The pediatric office stayed in constant communication with us as they grappled with how to handle their new normal. Their constant email communication put us at ease as they stopped seeing sick children at their location and were taking all measures possible to ensure staff and patients were not sick when they came into the office. We ultimately decided to keep our appointment.
The day before our appointment, I received a check-in call where we went all of the normal procedures typically done upon arrival. They asked me to wear a mask, if anyone in the house had been sick, and informed me only one parent could accompany our child to the appointment. When we arrived at the doctor’s office, I called the office from my car to inform them we had arrived. They called me back when a room was ready. I walked from my car into the waiting room, had my temperature taken by a masked staff member, and was immediately escorted to a freshly cleaned exam room. At the end of our visit, we made our next appointment and were checked out in the exam room, avoiding further contact. We then exited out a side door, avoiding any incoming patients. We had contact with three people during our visit; they were all wearing masks, washed their hands, and were extremely professional and thoughtful with their approach to caring for their patients. My child received the 2 month-old vaccines, as recommended, and I left feeling comfortable and confident that we had made the right decision.
Back in November 2019, when we confirmed we would be expecting our first baby July 2020, COVID was an unknown word and I knew (relatively) what to expect throughout pregnancy. Since then, my experience being pregnant during the pandemic response has been continuous adjustment to new ways of doing things, restrictions, and unknowingness. One constant throughout has been the desire to give our baby the best chance at health, including determining exactly how to get my TDaP vaccine administered at week 30. Fortunately, my primary care office made it so easy! I called one week before (week 29) and requested a vaccine only appointment. The office was able to schedule a nurse visit for the following week. The day of the appointment, I drove to the office and called from my car to check in. When a room was available (only a minute after my check-in), the nurse called to ensure I had a mask, no fever, nor been around anyone with a fever in the past few weeks. I then walked from my car directly to the room, no wait time, where I immediately received my TDaP vaccine. I then walked directly back to my car. The whole appointment, from drive up to drive away, took less than 10 minutes. I am relieved to know that in all this uncertainty, our baby is still able to receive the care they need to have the best chance at a healthy start.
Children's Hospital of Philadelphia
If your healthcare provider is offering virtual visits for non Covid related health issues, the Children's Hospital of Philadelphia has great recources to answer any questions regarding the process of a virtual visit. Find their tips and suggestions. .
Do you have a child who may need shots for next school year? Call your provider today and ask about getting them up-to-date, or find a clinic on our where to go page.

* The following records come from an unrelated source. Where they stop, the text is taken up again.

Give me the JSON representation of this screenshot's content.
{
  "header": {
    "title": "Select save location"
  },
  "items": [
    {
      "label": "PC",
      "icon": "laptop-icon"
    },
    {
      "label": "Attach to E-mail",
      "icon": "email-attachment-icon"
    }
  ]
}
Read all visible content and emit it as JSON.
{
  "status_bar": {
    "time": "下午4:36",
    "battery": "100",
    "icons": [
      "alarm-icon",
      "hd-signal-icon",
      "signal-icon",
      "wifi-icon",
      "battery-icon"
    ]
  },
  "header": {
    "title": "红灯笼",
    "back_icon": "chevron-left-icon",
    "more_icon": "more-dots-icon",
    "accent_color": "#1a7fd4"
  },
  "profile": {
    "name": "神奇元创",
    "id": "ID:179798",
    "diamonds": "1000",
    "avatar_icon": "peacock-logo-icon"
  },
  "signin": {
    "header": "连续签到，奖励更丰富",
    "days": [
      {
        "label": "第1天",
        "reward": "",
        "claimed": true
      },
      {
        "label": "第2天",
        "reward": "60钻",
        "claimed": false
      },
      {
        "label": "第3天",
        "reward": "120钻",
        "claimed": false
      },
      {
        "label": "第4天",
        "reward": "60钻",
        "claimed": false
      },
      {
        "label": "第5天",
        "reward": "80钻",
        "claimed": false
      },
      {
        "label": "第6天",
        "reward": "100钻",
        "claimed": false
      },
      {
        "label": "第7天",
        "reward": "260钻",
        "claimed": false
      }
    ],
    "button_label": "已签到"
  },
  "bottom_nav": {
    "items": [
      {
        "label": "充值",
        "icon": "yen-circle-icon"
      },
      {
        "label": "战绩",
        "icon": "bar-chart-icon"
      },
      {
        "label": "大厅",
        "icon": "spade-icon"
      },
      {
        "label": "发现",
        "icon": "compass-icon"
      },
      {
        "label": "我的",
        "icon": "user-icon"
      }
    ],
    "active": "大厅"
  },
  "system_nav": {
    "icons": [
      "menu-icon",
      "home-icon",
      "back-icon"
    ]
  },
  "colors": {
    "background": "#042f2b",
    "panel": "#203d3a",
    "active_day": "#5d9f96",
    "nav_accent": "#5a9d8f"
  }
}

There’s no long waits, and you’ll have one less thing to worry about as we continue to flatten the curve and slow the spread of COVID-19. Staying home saves lives, as does continuing to vaccinate on time, every time.